## Exercise brief
Among the lines below, tally those that contain "zoom" and respond with the total only.

Dataset items
==*==
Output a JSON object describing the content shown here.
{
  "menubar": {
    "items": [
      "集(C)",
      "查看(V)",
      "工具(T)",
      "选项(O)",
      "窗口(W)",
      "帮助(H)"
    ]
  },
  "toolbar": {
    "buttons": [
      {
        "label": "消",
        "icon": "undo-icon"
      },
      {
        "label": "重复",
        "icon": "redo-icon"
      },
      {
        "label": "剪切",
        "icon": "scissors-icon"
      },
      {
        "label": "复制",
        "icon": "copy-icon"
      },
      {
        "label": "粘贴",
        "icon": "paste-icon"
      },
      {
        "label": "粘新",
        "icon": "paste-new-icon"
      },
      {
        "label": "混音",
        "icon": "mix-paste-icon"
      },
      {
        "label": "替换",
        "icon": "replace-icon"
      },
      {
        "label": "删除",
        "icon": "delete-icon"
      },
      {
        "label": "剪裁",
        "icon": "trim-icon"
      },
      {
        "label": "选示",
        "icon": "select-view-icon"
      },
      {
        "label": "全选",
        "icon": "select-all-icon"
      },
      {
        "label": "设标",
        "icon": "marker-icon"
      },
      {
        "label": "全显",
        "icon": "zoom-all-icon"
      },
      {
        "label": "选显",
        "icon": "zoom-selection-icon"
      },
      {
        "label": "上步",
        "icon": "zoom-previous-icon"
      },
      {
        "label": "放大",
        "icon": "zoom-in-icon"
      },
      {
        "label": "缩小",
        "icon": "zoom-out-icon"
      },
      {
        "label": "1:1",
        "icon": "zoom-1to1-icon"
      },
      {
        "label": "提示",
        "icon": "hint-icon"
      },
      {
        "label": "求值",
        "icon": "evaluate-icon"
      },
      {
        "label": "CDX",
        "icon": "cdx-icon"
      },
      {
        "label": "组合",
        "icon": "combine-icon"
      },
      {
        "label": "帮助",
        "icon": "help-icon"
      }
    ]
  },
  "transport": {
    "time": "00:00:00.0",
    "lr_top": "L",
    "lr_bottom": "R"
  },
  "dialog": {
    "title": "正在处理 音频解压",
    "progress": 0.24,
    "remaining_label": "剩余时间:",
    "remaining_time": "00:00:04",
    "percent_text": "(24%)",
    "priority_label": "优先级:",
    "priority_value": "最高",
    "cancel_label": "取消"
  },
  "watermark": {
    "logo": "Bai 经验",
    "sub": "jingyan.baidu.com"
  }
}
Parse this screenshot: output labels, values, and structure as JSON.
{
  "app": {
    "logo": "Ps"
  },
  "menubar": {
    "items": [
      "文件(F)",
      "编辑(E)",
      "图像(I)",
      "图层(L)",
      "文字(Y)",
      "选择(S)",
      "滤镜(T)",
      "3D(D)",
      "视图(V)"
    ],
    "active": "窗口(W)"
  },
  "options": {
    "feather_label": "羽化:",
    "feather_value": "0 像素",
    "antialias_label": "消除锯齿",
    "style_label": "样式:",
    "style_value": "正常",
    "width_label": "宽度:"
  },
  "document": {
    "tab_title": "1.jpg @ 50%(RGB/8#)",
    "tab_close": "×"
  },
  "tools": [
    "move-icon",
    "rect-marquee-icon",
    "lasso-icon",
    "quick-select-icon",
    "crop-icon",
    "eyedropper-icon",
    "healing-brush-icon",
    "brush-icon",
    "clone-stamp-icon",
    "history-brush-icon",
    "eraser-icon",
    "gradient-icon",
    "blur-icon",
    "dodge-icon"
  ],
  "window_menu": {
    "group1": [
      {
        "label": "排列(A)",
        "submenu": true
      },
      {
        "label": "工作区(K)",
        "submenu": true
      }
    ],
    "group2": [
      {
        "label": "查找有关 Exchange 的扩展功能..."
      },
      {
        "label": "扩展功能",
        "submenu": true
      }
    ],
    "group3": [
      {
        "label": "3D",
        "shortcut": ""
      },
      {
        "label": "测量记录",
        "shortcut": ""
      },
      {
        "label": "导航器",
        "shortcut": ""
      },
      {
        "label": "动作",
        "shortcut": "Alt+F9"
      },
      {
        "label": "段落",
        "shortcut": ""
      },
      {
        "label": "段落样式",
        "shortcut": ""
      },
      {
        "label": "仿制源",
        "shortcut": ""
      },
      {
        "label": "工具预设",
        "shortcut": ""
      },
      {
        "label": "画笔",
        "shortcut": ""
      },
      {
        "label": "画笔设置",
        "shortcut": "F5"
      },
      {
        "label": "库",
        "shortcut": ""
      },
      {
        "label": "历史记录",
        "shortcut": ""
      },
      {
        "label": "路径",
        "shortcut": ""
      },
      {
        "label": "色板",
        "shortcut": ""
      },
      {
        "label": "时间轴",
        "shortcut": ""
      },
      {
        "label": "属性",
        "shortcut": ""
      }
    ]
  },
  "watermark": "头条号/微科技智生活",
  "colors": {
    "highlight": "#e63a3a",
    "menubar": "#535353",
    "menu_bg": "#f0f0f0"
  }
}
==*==
## Worked solution
6